Last Tuesday, officials from more than 10 cities across the country met in Houston for a two-day conference to learn about the city’s successes in fighting human trafficking and last October, U.S. Secretary of State Mike Pompeo recognized Houston as a national model for its anti-trafficking infrastructure.

But during the first two weeks, the Fort Bend County Sheriff’s Office’s human trafficking tip hotline received multiple calls from media “checking it out” and only two tips, Marcaurele said.

One of the tips led investigators to massage parlors outside the sheriff’s office jurisdiction. Those cases were referred to other agencies, Marcaurele said.

Nehls on Tuesday referenced one of the calls at a Katy Area Chamber of Commerce business leaders breakfast, where he also challenged the audience to name a street in Fort Bend County that is as synonymous to prostitution as Bissonnet Street in southwest Houston.

“You can see (prostitutes) all day long,” Nehls told a crowd of about three dozen. “but I will challenge you to name a street in Fort Bend County where you see that. I know we live next to the big gorilla. Harris County has all sorts of problems. And people just say that it’s got to be happening in Fort Bend. I think we’re blessed to say that we’re not seeing the issues that Harris County is seeing each and every day in the city of Houston.”

The majority of “human trafficking tips,” such as cases arising from massage parlors, are not classified as such and instead filed as prostitution, Marcaurele said.

The debate about whether a case is prostitution versus human trafficking “is semantics,” Middleton said.

A lot of the human trafficking cases that make their way to the district attorney’s office are initially filed by law enforcement as prostitution, child abuse or domestic violence. That’s because human trafficking requires a higher burden of proof and additional expertise and resources to “drill down into the cases,” Middleton said.

“The investigation doesn’t end when it reaches the district attorney’s office,” he said. “In most cases, it continues through the referring agency or through our investigators.”

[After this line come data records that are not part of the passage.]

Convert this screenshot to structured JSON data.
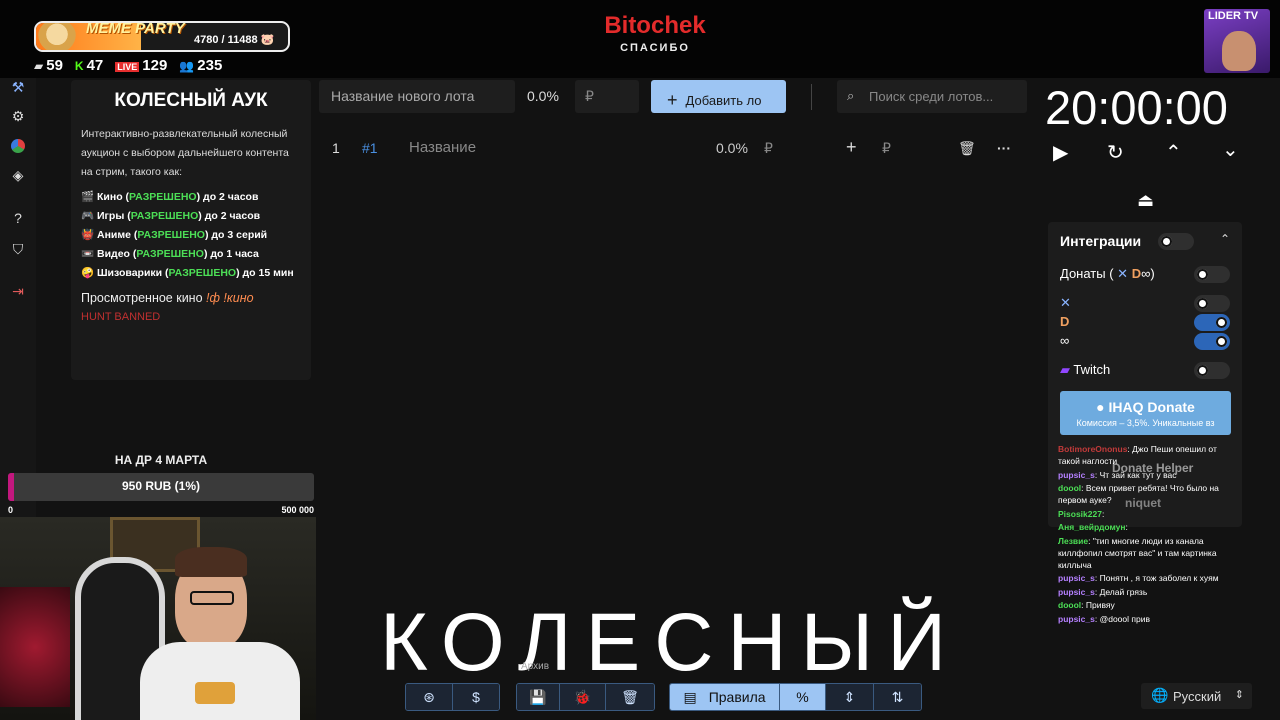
{
  "meme": {
    "title": "MEME PARTY",
    "count": "4780 / 11488",
    "progress": 0.416,
    "pig_icon": "pig-icon"
  },
  "stats": [
    {
      "icon": "twitch-icon",
      "value": "59"
    },
    {
      "icon": "kick-icon",
      "value": "47"
    },
    {
      "icon": "vk-live-icon",
      "value": "129"
    },
    {
      "icon": "viewers-icon",
      "value": "235"
    }
  ],
  "brand": {
    "name": "Bitochek",
    "sub": "СПАСИБО"
  },
  "channel_badge": "LIDER TV",
  "rules": {
    "title": "КОЛЕСНЫЙ АУК",
    "intro": "Интерактивно-развлекательный колесный аукцион с выбором дальнейшего контента на стрим, такого как:",
    "items": [
      {
        "pre": "Кино (",
        "allowed": "РАЗРЕШЕНО",
        "post": ") до 2 часов"
      },
      {
        "pre": "Игры (",
        "allowed": "РАЗРЕШЕНО",
        "post": ") до 2 часов"
      },
      {
        "pre": "Аниме (",
        "allowed": "РАЗРЕШЕНО",
        "post": ") до 3 серий"
      },
      {
        "pre": "Видео (",
        "allowed": "РАЗРЕШЕНО",
        "post": ") до 1 часа"
      },
      {
        "pre": "Шизоварики (",
        "allowed": "РАЗРЕШЕНО",
        "post": ") до 15 мин"
      }
    ],
    "watched": "Просмотренное кино",
    "watched_cmd": "!ф !кино",
    "hunt": "HUNT BANNED"
  },
  "goal": {
    "title": "НА ДР 4 МАРТА",
    "text": "950 RUB (1%)",
    "min": "0",
    "max": "500 000",
    "progress": 0.019
  },
  "toolbar": {
    "lot_placeholder": "Название нового лота",
    "percent": "0.0%",
    "currency": "₽",
    "add_label": "Добавить ло",
    "search_placeholder": "Поиск среди лотов..."
  },
  "lot": {
    "index": "1",
    "id": "#1",
    "name": "Название",
    "percent": "0.0%",
    "currency": "₽",
    "plus": "+",
    "amount_currency": "₽",
    "more": "···"
  },
  "timer": {
    "time": "20:00:00"
  },
  "integrations": {
    "title": "Интеграции",
    "donations": "Донаты (",
    "donations_end": ")",
    "twitch": "Twitch",
    "ihaq_title": "IHAQ Donate",
    "ihaq_sub": "Комиссия – 3,5%. Уникальные вз",
    "helper_overlay": "Donate Helper",
    "niquet_overlay": "niquet"
  },
  "chat": [
    {
      "name": "BotimoreOnonus",
      "color": "#c23a3a",
      "text": "Джо Пеши опешил от такой наглости"
    },
    {
      "name": "pupsic_s",
      "color": "#b580ff",
      "text": "Чт зай как тут у вас"
    },
    {
      "name": "doool",
      "color": "#4cdf56",
      "text": "Всем привет ребята! Что было на первом ауке?"
    },
    {
      "name": "Pisosik227",
      "color": "#4cdf56",
      "text": ""
    },
    {
      "name": "Аня_вейрдомун",
      "color": "#4cdf56",
      "text": ""
    },
    {
      "name": "Лезвие",
      "color": "#4cdf56",
      "text": "\"тип многие люди из канала киллфопил смотрят вас\" и там картинка киллыча"
    },
    {
      "name": "pupsic_s",
      "color": "#b580ff",
      "text": "Понятн , я тож заболел к хуям"
    },
    {
      "name": "pupsic_s",
      "color": "#b580ff",
      "text": "Делай грязь"
    },
    {
      "name": "doool",
      "color": "#4cdf56",
      "text": "Привяу"
    },
    {
      "name": "pupsic_s",
      "color": "#b580ff",
      "text": "@doool прив"
    }
  ],
  "watermark": "КОЛЕСНЫЙ",
  "bottom": {
    "archive_tooltip": "Архив",
    "rules_label": "Правила",
    "percent_icon": "%"
  },
  "language": {
    "selected": "Русский"
  },
  "colors": {
    "accent": "#9dc5f3",
    "toggle_on": "#2c66b8",
    "allowed": "#4cdf56",
    "brand_red": "#e32b2b"
  }
}
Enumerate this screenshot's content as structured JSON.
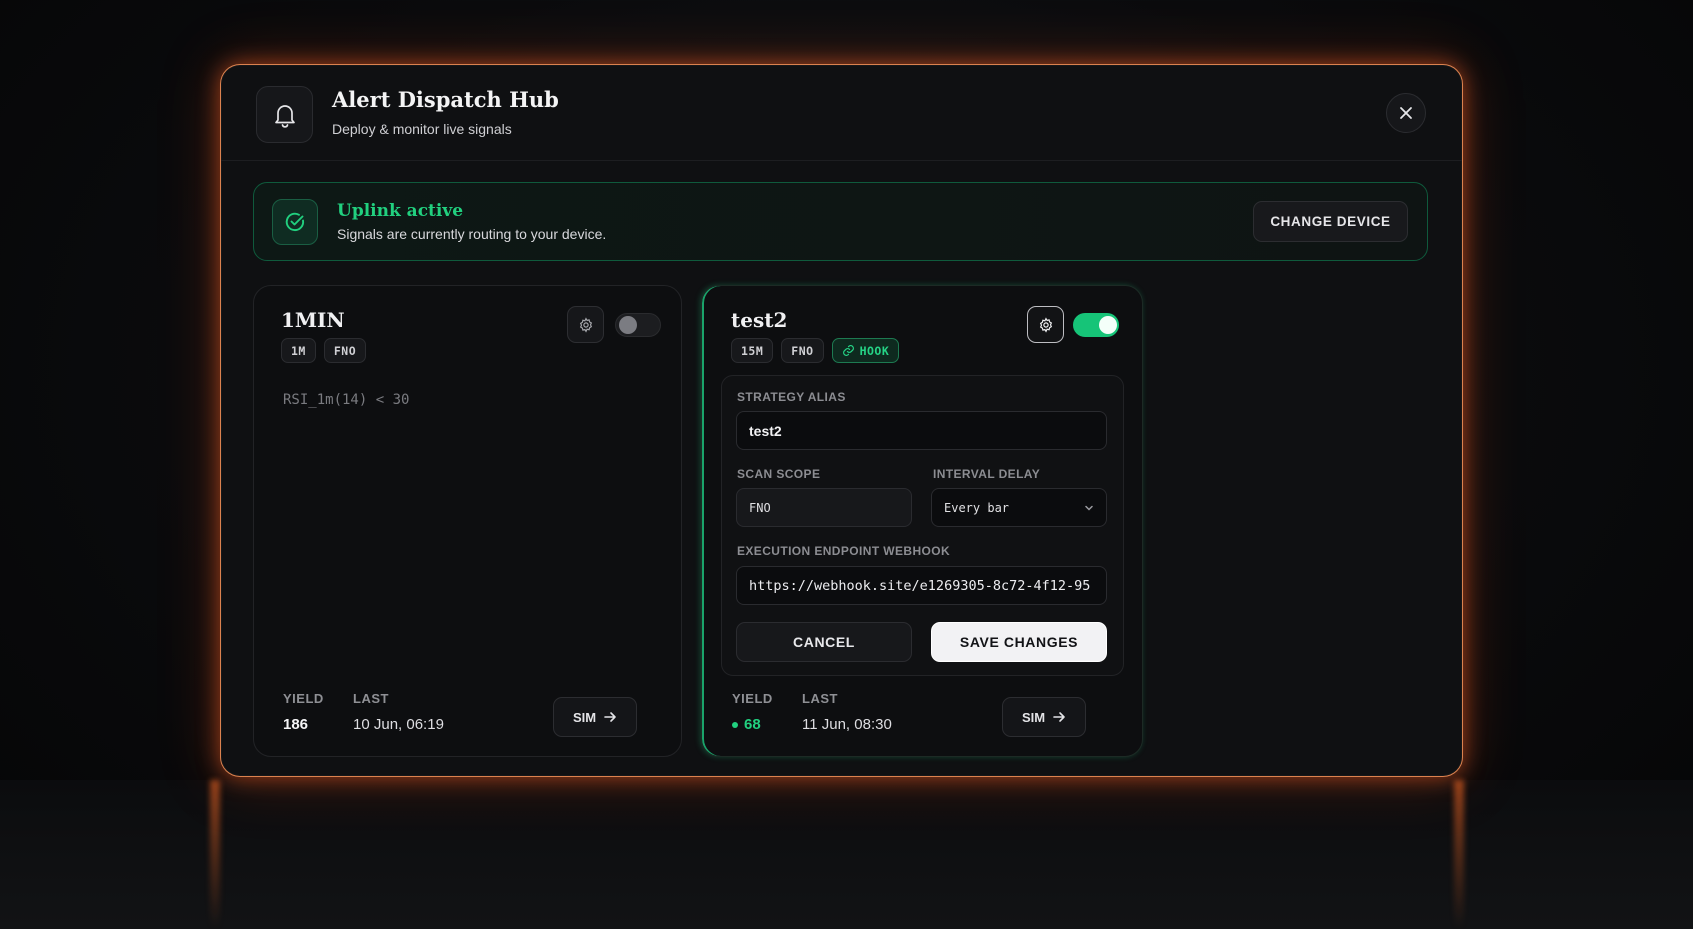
{
  "header": {
    "title": "Alert Dispatch Hub",
    "subtitle": "Deploy & monitor live signals"
  },
  "status": {
    "title": "Uplink active",
    "message": "Signals are currently routing to your device.",
    "change_device_label": "CHANGE DEVICE",
    "accent": "#21d07f"
  },
  "strategies": [
    {
      "name": "1MIN",
      "tags": [
        "1M",
        "FNO"
      ],
      "enabled": false,
      "expression": "RSI_1m(14) < 30",
      "yield_label": "YIELD",
      "yield": "186",
      "last_label": "LAST",
      "last": "10 Jun, 06:19",
      "sim_label": "SIM"
    },
    {
      "name": "test2",
      "tags": [
        "15M",
        "FNO"
      ],
      "hook_tag": "HOOK",
      "enabled": true,
      "yield_label": "YIELD",
      "yield": "68",
      "last_label": "LAST",
      "last": "11 Jun, 08:30",
      "sim_label": "SIM",
      "form": {
        "alias_label": "STRATEGY ALIAS",
        "alias_value": "test2",
        "scope_label": "SCAN SCOPE",
        "scope_value": "FNO",
        "interval_label": "INTERVAL DELAY",
        "interval_value": "Every bar",
        "webhook_label": "EXECUTION ENDPOINT WEBHOOK",
        "webhook_value": "https://webhook.site/e1269305-8c72-4f12-95",
        "cancel_label": "CANCEL",
        "save_label": "SAVE CHANGES"
      }
    }
  ],
  "icons": {
    "bell": "bell-icon",
    "close": "close-icon",
    "check": "check-circle-icon",
    "gear": "gear-icon",
    "link": "link-icon",
    "arrow": "arrow-right-icon",
    "chevron": "chevron-down-icon"
  },
  "colors": {
    "frame_glow": "#ff7a3a",
    "green": "#16c478",
    "save_bg": "#f2f2f4"
  }
}
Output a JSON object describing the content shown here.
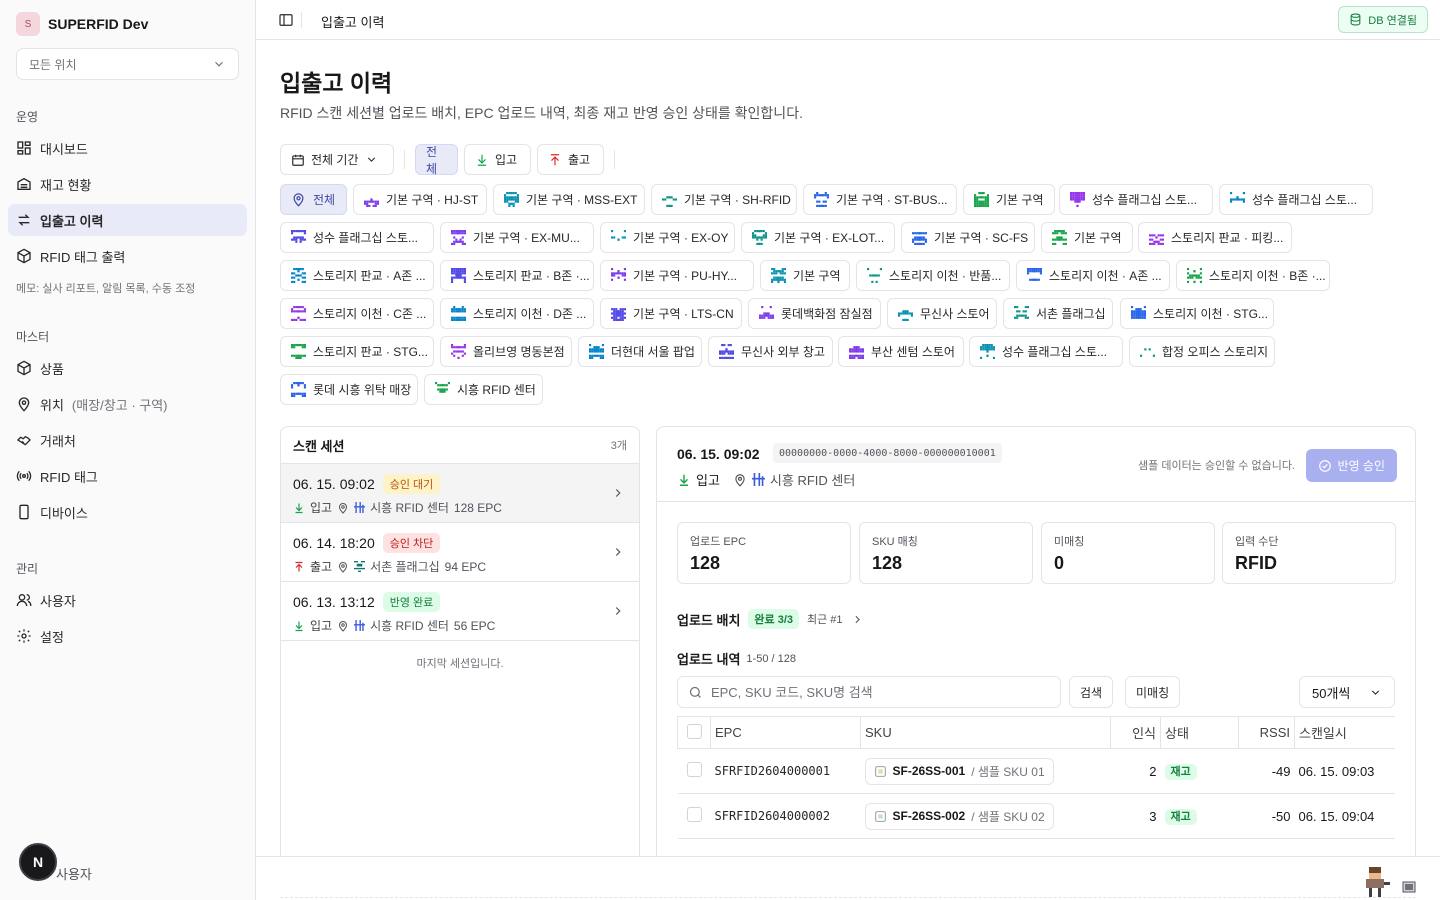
{
  "brand": {
    "initial": "S",
    "name": "SUPERFID Dev"
  },
  "location_select": {
    "value": "모든 위치"
  },
  "nav": {
    "group_ops": "운영",
    "dashboard": "대시보드",
    "inventory": "재고 현황",
    "history": "입출고 이력",
    "rfid_print": "RFID 태그 출력",
    "memo": "메모: 실사 리포트, 알림 목록, 수동 조정",
    "group_master": "마스터",
    "products": "상품",
    "location": "위치",
    "location_sub": "(매장/창고 · 구역)",
    "partners": "거래처",
    "rfid_tags": "RFID 태그",
    "devices": "디바이스",
    "group_admin": "관리",
    "users": "사용자",
    "settings": "설정"
  },
  "user": {
    "initial": "N",
    "name": "사용자"
  },
  "topbar": {
    "title": "입출고 이력",
    "db_status": "DB 연결됨"
  },
  "page": {
    "title": "입출고 이력",
    "description": "RFID 스캔 세션별 업로드 배치, EPC 업로드 내역, 최종 재고 반영 승인 상태를 확인합니다."
  },
  "filters": {
    "period": "전체 기간",
    "all": "전체",
    "in": "입고",
    "out": "출고"
  },
  "chips": [
    "전체",
    "기본 구역 · HJ-ST",
    "기본 구역 · MSS-EXT",
    "기본 구역 · SH-RFID",
    "기본 구역 · ST-BUS...",
    "기본 구역",
    "성수 플래그십 스토...",
    "성수 플래그십 스토...",
    "성수 플래그십 스토...",
    "기본 구역 · EX-MU...",
    "기본 구역 · EX-OY",
    "기본 구역 · EX-LOT...",
    "기본 구역 · SC-FS",
    "기본 구역",
    "스토리지 판교 · 피킹...",
    "스토리지 판교 · A존 ...",
    "스토리지 판교 · B존 ·...",
    "기본 구역 · PU-HY...",
    "기본 구역",
    "스토리지 이천 · 반품...",
    "스토리지 이천 · A존 ...",
    "스토리지 이천 · B존 ·...",
    "스토리지 이천 · C존 ...",
    "스토리지 이천 · D존 ...",
    "기본 구역 · LTS-CN",
    "롯데백화점 잠실점",
    "무신사 스토어",
    "서촌 플래그십",
    "스토리지 이천 · STG...",
    "스토리지 판교 · STG...",
    "올리브영 명동본점",
    "더현대 서울 팝업",
    "무신사 외부 창고",
    "부산 센텀 스토어",
    "성수 플래그십 스토...",
    "합정 오피스 스토리지",
    "롯데 시흥 위탁 매장",
    "시흥 RFID 센터"
  ],
  "sessions": {
    "title": "스캔 세션",
    "count": "3개",
    "items": [
      {
        "time": "06. 15. 09:02",
        "status": "승인 대기",
        "dir": "입고",
        "location": "시흥 RFID 센터",
        "epc": "128 EPC"
      },
      {
        "time": "06. 14. 18:20",
        "status": "승인 차단",
        "dir": "출고",
        "location": "서촌 플래그십",
        "epc": "94 EPC"
      },
      {
        "time": "06. 13. 13:12",
        "status": "반영 완료",
        "dir": "입고",
        "location": "시흥 RFID 센터",
        "epc": "56 EPC"
      }
    ],
    "end_note": "마지막 세션입니다."
  },
  "detail": {
    "time": "06. 15. 09:02",
    "uuid": "00000000-0000-4000-8000-000000010001",
    "dir": "입고",
    "location": "시흥 RFID 센터",
    "note": "샘플 데이터는 승인할 수 없습니다.",
    "approve": "반영 승인",
    "stats": [
      {
        "label": "업로드 EPC",
        "value": "128"
      },
      {
        "label": "SKU 매칭",
        "value": "128"
      },
      {
        "label": "미매칭",
        "value": "0"
      },
      {
        "label": "입력 수단",
        "value": "RFID"
      }
    ],
    "batch": {
      "title": "업로드 배치",
      "badge": "완료 3/3",
      "recent": "최근 #1"
    },
    "list": {
      "title": "업로드 내역",
      "range": "1-50 / 128"
    },
    "search_placeholder": "EPC, SKU 코드, SKU명 검색",
    "search_btn": "검색",
    "unmatched_btn": "미매칭",
    "page_size": "50개씩",
    "columns": {
      "epc": "EPC",
      "sku": "SKU",
      "count": "인식",
      "status": "상태",
      "rssi": "RSSI",
      "scanned": "스캔일시"
    },
    "rows": [
      {
        "epc": "SFRFID2604000001",
        "sku": "SF-26SS-001",
        "sku_name": "/ 샘플 SKU 01",
        "count": "2",
        "status": "재고",
        "rssi": "-49",
        "scanned": "06. 15. 09:03"
      },
      {
        "epc": "SFRFID2604000002",
        "sku": "SF-26SS-002",
        "sku_name": "/ 샘플 SKU 02",
        "count": "3",
        "status": "재고",
        "rssi": "-50",
        "scanned": "06. 15. 09:04"
      }
    ]
  }
}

Ed Gordon, who has been in the office for five years and was recently appointed to chief investigator, said elements of other types of crimes can be found in human trafficking cases and knowing the difference takes a trained eye.

Gordon, whose job involves overseeing district attorney investigators, said he pushed the new DA to expand its human trafficking investigations to keep up with the growth of Fort Bend County, which has roughly 760,000 people.

The grant, he said, would help the county gain a foothold in its fight against human traffickers.

As for the sheriff’s hotline, Middleton said its redundant and unnecessary.

“I don’t feel the need for it,” he said. “I just want the public to know that this is not the first number that has been available. There has always been a hotline.”

The Associated Press contributed to this report.

michelle.iracheta@chron.com